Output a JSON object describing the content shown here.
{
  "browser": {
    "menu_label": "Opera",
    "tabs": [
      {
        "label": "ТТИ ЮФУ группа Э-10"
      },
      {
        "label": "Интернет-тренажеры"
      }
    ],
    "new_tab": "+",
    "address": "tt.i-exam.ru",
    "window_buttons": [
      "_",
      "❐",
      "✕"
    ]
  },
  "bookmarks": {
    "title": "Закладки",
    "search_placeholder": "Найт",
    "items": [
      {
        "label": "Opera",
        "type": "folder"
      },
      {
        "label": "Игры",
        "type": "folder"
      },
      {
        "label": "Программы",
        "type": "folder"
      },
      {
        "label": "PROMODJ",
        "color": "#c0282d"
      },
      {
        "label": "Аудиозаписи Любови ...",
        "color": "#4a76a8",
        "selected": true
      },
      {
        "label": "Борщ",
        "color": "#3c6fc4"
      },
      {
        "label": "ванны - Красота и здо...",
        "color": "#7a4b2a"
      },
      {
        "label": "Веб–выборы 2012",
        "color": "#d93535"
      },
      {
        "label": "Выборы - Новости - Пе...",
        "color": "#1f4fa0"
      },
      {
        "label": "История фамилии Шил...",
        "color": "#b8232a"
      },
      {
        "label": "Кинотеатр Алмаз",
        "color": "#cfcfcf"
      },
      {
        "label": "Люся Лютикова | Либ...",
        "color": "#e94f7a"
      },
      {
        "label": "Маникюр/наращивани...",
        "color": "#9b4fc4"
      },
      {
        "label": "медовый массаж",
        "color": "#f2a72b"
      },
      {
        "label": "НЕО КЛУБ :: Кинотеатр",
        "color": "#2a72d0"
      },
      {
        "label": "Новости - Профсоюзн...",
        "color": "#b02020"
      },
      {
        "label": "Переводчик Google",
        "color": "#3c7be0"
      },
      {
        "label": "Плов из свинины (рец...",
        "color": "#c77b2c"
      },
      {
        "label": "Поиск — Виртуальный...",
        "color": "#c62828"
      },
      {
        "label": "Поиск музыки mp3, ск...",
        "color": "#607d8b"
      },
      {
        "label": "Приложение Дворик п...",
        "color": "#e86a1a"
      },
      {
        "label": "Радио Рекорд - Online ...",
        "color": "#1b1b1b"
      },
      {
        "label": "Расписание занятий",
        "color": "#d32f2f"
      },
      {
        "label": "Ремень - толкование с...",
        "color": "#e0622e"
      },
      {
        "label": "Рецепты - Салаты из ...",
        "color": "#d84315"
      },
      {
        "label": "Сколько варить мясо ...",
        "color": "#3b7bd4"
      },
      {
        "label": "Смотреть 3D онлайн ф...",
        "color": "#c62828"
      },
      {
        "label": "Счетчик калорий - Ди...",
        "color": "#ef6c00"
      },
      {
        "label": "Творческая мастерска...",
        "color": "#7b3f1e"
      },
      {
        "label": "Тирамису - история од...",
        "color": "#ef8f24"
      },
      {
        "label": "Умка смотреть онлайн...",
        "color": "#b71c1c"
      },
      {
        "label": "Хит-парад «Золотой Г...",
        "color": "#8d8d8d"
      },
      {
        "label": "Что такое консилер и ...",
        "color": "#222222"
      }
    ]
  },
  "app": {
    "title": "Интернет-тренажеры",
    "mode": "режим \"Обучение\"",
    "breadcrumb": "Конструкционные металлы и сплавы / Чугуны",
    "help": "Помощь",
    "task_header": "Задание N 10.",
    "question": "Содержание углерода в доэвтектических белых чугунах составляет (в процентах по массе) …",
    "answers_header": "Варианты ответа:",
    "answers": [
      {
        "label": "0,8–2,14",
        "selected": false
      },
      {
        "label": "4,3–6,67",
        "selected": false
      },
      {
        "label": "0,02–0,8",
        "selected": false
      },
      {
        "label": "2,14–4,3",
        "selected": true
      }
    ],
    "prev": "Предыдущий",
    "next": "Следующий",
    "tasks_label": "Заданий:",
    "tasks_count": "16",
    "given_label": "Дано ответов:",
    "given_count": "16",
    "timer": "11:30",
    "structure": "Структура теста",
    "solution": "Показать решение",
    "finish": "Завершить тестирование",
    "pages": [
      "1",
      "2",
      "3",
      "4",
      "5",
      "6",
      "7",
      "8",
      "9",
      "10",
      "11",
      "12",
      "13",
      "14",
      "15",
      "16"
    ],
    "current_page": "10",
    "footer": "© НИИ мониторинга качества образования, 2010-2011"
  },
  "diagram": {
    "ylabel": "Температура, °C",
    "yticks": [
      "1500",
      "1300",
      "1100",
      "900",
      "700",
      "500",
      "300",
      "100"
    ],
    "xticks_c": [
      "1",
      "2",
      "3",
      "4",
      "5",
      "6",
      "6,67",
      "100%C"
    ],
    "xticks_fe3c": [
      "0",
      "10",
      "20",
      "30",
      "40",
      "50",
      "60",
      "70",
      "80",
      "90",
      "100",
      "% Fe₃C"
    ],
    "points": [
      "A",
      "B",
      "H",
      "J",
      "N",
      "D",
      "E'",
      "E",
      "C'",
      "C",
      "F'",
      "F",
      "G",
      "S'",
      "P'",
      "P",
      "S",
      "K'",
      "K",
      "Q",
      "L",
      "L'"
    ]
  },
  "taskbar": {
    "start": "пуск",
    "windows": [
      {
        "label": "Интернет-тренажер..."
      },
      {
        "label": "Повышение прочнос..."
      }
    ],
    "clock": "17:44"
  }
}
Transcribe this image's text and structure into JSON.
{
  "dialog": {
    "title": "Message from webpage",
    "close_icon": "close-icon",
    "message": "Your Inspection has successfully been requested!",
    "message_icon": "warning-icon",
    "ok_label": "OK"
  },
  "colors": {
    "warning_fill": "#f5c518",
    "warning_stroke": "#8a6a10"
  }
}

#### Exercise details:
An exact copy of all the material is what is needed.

#### Output of the exercise:
Output a JSON object describing the content shown here.
{
  "browser": {
    "menu_label": "Opera",
    "tabs": [
      {
        "label": "ТТИ ЮФУ группа Э-10"
      },
      {
        "label": "Интернет-тренажеры"
      }
    ],
    "new_tab": "+",
    "address": "tt.i-exam.ru",
    "window_buttons": [
      "_",
      "❐",
      "✕"
    ]
  },
  "bookmarks": {
    "title": "Закладки",
    "search_placeholder": "Найт",
    "items": [
      {
        "label": "Opera",
        "type": "folder"
      },
      {
        "label": "Игры",
        "type": "folder"
      },
      {
        "label": "Программы",
        "type": "folder"
      },
      {
        "label": "PROMODJ",
        "color": "#c0282d"
      },
      {
        "label": "Аудиозаписи Любови ...",
        "color": "#4a76a8",
        "selected": true
      },
      {
        "label": "Борщ",
        "color": "#3c6fc4"
      },
      {
        "label": "ванны - Красота и здо...",
        "color": "#7a4b2a"
      },
      {
        "label": "Веб–выборы 2012",
        "color": "#d93535"
      },
      {
        "label": "Выборы - Новости - Пе...",
        "color": "#1f4fa0"
      },
      {
        "label": "История фамилии Шил...",
        "color": "#b8232a"
      },
      {
        "label": "Кинотеатр Алмаз",
        "color": "#cfcfcf"
      },
      {
        "label": "Люся Лютикова | Либ...",
        "color": "#e94f7a"
      },
      {
        "label": "Маникюр/наращивани...",
        "color": "#9b4fc4"
      },
      {
        "label": "медовый массаж",
        "color": "#f2a72b"
      },
      {
        "label": "НЕО КЛУБ :: Кинотеатр",
        "color": "#2a72d0"
      },
      {
        "label": "Новости - Профсоюзн...",
        "color": "#b02020"
      },
      {
        "label": "Переводчик Google",
        "color": "#3c7be0"
      },
      {
        "label": "Плов из свинины (рец...",
        "color": "#c77b2c"
      },
      {
        "label": "Поиск — Виртуальный...",
        "color": "#c62828"
      },
      {
        "label": "Поиск музыки mp3, ск...",
        "color": "#607d8b"
      },
      {
        "label": "Приложение Дворик п...",
        "color": "#e86a1a"
      },
      {
        "label": "Радио Рекорд - Online ...",
        "color": "#1b1b1b"
      },
      {
        "label": "Расписание занятий",
        "color": "#d32f2f"
      },
      {
        "label": "Ремень - толкование с...",
        "color": "#e0622e"
      },
      {
        "label": "Рецепты - Салаты из ...",
        "color": "#d84315"
      },
      {
        "label": "Сколько варить мясо ...",
        "color": "#3b7bd4"
      },
      {
        "label": "Смотреть 3D онлайн ф...",
        "color": "#c62828"
      },
      {
        "label": "Счетчик калорий - Ди...",
        "color": "#ef6c00"
      },
      {
        "label": "Творческая мастерска...",
        "color": "#7b3f1e"
      },
      {
        "label": "Тирамису - история од...",
        "color": "#ef8f24"
      },
      {
        "label": "Умка смотреть онлайн...",
        "color": "#b71c1c"
      },
      {
        "label": "Хит-парад «Золотой Г...",
        "color": "#8d8d8d"
      },
      {
        "label": "Что такое консилер и ...",
        "color": "#222222"
      }
    ]
  },
  "app": {
    "title": "Интернет-тренажеры",
    "mode": "режим \"Обучение\"",
    "breadcrumb": "Конструкционные металлы и сплавы / Чугуны",
    "help": "Помощь",
    "task_header": "Задание N 10.",
    "question": "Содержание углерода в доэвтектических белых чугунах составляет (в процентах по массе) …",
    "answers_header": "Варианты ответа:",
    "answers": [
      {
        "label": "0,8–2,14",
        "selected": false
      },
      {
        "label": "4,3–6,67",
        "selected": false
      },
      {
        "label": "0,02–0,8",
        "selected": false
      },
      {
        "label": "2,14–4,3",
        "selected": true
      }
    ],
    "prev": "Предыдущий",
    "next": "Следующий",
    "tasks_label": "Заданий:",
    "tasks_count": "16",
    "given_label": "Дано ответов:",
    "given_count": "16",
    "timer": "11:30",
    "structure": "Структура теста",
    "solution": "Показать решение",
    "finish": "Завершить тестирование",
    "pages": [
      "1",
      "2",
      "3",
      "4",
      "5",
      "6",
      "7",
      "8",
      "9",
      "10",
      "11",
      "12",
      "13",
      "14",
      "15",
      "16"
    ],
    "current_page": "10",
    "footer": "© НИИ мониторинга качества образования, 2010-2011"
  },
  "diagram": {
    "ylabel": "Температура, °C",
    "yticks": [
      "1500",
      "1300",
      "1100",
      "900",
      "700",
      "500",
      "300",
      "100"
    ],
    "xticks_c": [
      "1",
      "2",
      "3",
      "4",
      "5",
      "6",
      "6,67",
      "100%C"
    ],
    "xticks_fe3c": [
      "0",
      "10",
      "20",
      "30",
      "40",
      "50",
      "60",
      "70",
      "80",
      "90",
      "100",
      "% Fe₃C"
    ],
    "points": [
      "A",
      "B",
      "H",
      "J",
      "N",
      "D",
      "E'",
      "E",
      "C'",
      "C",
      "F'",
      "F",
      "G",
      "S'",
      "P'",
      "P",
      "S",
      "K'",
      "K",
      "Q",
      "L",
      "L'"
    ]
  },
  "taskbar": {
    "start": "пуск",
    "windows": [
      {
        "label": "Интернет-тренажер..."
      },
      {
        "label": "Повышение прочнос..."
      }
    ],
    "clock": "17:44"
  }
}
Transcribe this image's text and structure into JSON.
{
  "dialog": {
    "title": "Message from webpage",
    "close_icon": "close-icon",
    "message": "Your Inspection has successfully been requested!",
    "message_icon": "warning-icon",
    "ok_label": "OK"
  },
  "colors": {
    "warning_fill": "#f5c518",
    "warning_stroke": "#8a6a10"
  }
}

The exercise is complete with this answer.